(Refiles to correct spelling of law firm's name in 17th paragraph)
* Bankruptcy declared over disputed $550,000 debt
* Ruling triggered by fight with former business partner
* Telkomsel expected to succeed in appeal against ruling
* Bankruptcy law changed in 2004 but flaws remain
By Rachel Armstrong
Sept 21 A court ruling that Indonesia's biggest mobile phone operator is bankrupt, after not paying a disputed debt of just half a million dollars, has revived concerns over flawed laws that invite abuse and can trip up even highly profitable companies in Southeast Asia's largest economy.
Analysts and shareholders have brushed the decision aside as one of the quirks of the country's legal system, saying it is almost inevitable that it will be overturned when Telkomsel appeals to the country's supreme court.
The case has fuelled concerns among lawyers, however, that the bankruptcy law is open to abuses -- such as forcing settlements to disputes that should be dealt with elsewhere in the legal system -- and poses unnecessary risks for enterprises.
"It's not a prudent and fair judgment. Every company has a loan or debt that will sometimes be disputed," said Harjon Sinaga, a partner at Lubis Ganie Surowidjojo law firm in Jakarta.
Telkomsel, a subsidiary of PT Telekomunikasi Indonesia (Telkom), was taken to court by a prepay phone voucher distributor, PT Prima Jaya, which alleged in a petition for a bankruptcy declaration that the telecom giant still owed it 5.3 billion rupiah ($555,700).
Jakarta Commercial Court accepted the petition and declared Telkomsel bankrupt on Sept. 14, despite the company posting a first-half profit this year of $770 million.
Under Indonesian law, a company can be declared bankrupt if it can be shown to have at least two creditors and the debt owed to one of them is due and payable.
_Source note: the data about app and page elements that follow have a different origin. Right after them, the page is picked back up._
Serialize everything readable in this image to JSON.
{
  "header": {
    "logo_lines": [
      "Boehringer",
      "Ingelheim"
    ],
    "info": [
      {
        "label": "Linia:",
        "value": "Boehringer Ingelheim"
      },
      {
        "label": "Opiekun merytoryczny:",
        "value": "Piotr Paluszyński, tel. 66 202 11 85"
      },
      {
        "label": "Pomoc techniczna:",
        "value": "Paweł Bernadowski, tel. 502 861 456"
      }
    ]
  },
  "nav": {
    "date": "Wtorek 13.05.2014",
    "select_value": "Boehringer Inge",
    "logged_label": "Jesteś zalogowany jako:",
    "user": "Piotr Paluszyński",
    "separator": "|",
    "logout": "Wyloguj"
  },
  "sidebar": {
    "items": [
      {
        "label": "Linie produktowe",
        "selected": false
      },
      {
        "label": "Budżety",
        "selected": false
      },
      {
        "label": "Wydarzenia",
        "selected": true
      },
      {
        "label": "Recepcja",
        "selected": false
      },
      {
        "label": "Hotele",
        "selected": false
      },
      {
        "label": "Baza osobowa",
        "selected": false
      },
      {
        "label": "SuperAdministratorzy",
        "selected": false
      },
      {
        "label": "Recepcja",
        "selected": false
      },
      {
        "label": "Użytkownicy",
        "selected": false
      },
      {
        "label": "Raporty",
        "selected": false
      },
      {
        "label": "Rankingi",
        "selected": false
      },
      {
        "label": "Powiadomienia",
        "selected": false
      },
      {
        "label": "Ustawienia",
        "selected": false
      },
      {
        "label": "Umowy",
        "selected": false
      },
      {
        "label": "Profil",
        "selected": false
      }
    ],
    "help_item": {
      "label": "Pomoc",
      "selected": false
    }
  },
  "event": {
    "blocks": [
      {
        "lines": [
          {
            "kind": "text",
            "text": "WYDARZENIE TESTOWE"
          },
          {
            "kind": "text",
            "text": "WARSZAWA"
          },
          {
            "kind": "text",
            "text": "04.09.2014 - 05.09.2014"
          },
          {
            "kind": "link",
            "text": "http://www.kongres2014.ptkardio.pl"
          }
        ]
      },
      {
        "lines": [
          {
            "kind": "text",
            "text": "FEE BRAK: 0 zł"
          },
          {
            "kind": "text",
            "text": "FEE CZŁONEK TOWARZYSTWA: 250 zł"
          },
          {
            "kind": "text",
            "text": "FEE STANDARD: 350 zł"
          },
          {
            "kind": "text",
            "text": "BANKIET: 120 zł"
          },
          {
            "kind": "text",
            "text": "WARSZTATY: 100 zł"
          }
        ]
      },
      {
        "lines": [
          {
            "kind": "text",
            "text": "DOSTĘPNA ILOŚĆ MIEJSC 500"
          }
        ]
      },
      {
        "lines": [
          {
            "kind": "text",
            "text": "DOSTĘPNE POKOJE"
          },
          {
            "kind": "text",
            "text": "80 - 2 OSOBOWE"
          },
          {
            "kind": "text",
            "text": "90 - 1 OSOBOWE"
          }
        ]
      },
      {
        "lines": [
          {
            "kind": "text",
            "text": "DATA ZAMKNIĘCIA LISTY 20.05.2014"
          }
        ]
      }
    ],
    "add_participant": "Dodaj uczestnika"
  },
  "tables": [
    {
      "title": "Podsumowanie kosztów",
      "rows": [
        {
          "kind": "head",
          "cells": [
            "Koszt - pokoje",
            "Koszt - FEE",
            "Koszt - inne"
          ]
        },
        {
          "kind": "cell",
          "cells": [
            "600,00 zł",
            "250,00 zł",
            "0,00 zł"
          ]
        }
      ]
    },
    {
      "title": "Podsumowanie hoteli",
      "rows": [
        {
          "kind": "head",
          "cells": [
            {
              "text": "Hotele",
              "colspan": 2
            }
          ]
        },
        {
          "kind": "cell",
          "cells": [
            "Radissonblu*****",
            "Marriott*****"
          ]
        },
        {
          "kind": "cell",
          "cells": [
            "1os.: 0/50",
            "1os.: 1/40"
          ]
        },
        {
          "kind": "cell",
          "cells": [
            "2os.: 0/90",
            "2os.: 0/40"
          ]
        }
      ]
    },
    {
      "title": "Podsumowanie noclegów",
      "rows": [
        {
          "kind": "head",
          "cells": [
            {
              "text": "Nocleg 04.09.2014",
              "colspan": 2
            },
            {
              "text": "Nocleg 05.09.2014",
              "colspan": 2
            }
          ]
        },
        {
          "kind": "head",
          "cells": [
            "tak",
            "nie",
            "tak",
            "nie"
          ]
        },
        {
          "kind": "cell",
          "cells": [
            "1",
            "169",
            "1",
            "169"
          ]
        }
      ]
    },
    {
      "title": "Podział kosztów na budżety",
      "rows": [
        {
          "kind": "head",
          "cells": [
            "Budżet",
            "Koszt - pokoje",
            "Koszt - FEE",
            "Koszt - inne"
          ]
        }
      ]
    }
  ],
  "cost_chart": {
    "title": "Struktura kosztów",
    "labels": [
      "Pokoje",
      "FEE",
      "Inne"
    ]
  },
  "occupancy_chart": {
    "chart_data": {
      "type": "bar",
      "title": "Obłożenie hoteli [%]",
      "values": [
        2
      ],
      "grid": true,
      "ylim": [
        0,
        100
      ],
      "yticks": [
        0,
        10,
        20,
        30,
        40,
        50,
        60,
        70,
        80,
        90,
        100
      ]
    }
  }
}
The strength of the balance sheet is irrelevant.
Many investors were sanguine about the ruling, viewing a brief dip in parent company Telkom's share price after the declaration as a good chance to buy into the stock.
"Legal noise is an opportunity," wrote Citigroup analysts Arthur Pineda and Hussaini Saifee in a research note.
"We believe this matter will be resolved in the upper courts with a less drastic outcome."
They maintained their buy rating for Telkom shares, which are among the star performers of the Indonesian stock market so far this year with a surge of 33 percent, versus a 10 percent rise in the main index.
This is not the first time Indonesia's bankruptcy rules have been used against financially healthy companies.
In May 2004, the Indonesian unit of British insurer Prudential Plc was forced to suspend operations after being declared bankrupt following a dispute with an agent.
Two years earlier, Manulife Financial Corp's local subsidiary suffered a similar fate following a claim from a former joint-venture partner that it had failed to pay shareholders a dividend.
Both of those decisions were subsequently overturned by the Supreme Court of Indonesia. The Prudential case led to a change in the bankruptcy laws which made it tougher to press claims against financial companies.
However, the new law did not set a minimum size for unpaid claims that can trigger a bankruptcy petition, or assuage concerns that it could be used to hold companies to ransom.
"Naturally, there are concerns that this kind of law can be open to abuse," said Theodoor Bakker, a foreign legal counsel at Ali Budiardjo Nugroho Reksodiputro in Jakarta.
"If a court does not pay particular attention to the legitimacy of a claim, then parties with a claim that is disputed or invalid can try and push a company through the bankruptcy court," he added, without commenting on the specifics of the Telkomsel case.
Telkomsel, which is 35 percent owned by Singapore Telecommunications Ltd and serves more than 100 million subscribers, is now in the process of appealing against the decision.
"The company is in a very healthy business and financial condition and as the parent company Telkom believes Telkomsel can overcome the problem," said Slamet Riyadi, a Telkom spokesman.
Lawyers say an appeal will take up to two months, however, meaning the uncertainty surrounding the company is set to linger a while longer. ($1 = 9537.5000 Indonesian rupiahs) (Reporting by Rachel Armstrong in SINGAPORE; Additional reporting by Janeman Latul in JAKARTA; Editing by Edmund Klamann)